(Records provided):
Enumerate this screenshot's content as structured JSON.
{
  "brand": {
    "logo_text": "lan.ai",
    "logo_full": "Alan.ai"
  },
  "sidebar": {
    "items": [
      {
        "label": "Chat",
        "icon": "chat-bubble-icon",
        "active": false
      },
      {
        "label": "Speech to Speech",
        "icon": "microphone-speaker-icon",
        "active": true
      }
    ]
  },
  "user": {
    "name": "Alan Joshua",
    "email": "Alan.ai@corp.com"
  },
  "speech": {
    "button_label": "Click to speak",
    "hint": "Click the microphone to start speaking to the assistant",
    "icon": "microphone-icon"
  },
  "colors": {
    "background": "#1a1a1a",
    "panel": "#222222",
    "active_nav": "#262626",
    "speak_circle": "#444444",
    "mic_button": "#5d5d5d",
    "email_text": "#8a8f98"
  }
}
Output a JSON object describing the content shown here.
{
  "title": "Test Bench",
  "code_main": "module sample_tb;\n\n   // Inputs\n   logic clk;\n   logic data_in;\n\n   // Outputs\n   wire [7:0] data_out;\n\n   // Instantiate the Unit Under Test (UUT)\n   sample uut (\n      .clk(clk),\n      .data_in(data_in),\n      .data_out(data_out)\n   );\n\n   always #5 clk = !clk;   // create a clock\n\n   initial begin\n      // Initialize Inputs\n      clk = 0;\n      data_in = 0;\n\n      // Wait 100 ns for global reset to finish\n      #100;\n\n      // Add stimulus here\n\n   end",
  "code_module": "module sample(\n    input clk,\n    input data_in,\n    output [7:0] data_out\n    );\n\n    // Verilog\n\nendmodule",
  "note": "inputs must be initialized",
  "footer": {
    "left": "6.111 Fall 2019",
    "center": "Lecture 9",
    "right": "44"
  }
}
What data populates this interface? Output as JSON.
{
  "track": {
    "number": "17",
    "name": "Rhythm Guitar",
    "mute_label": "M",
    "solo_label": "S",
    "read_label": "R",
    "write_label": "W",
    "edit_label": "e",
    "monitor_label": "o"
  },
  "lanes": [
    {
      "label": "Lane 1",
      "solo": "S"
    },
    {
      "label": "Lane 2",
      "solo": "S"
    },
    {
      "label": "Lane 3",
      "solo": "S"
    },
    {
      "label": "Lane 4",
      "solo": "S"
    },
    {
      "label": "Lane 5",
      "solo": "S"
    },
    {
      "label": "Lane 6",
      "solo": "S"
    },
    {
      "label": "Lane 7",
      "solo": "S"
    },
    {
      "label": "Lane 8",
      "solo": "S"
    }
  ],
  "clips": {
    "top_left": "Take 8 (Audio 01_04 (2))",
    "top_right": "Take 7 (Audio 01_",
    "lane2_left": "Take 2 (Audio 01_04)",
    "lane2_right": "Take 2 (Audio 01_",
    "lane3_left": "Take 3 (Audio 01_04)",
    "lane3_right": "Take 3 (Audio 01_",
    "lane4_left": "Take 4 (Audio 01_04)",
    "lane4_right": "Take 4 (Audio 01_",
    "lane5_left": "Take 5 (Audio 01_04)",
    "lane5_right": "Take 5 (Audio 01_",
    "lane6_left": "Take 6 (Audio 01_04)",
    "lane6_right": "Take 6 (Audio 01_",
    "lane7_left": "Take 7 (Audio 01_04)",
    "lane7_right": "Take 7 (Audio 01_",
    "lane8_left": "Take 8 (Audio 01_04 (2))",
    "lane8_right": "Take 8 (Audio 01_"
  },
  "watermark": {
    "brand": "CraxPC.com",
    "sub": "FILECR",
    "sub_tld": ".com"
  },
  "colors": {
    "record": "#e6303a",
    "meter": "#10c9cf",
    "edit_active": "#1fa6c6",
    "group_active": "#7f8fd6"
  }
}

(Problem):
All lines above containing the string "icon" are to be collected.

(Answer box):
        "icon": "chat-bubble-icon",
        "icon": "microphone-speaker-icon",
    "icon": "microphone-icon"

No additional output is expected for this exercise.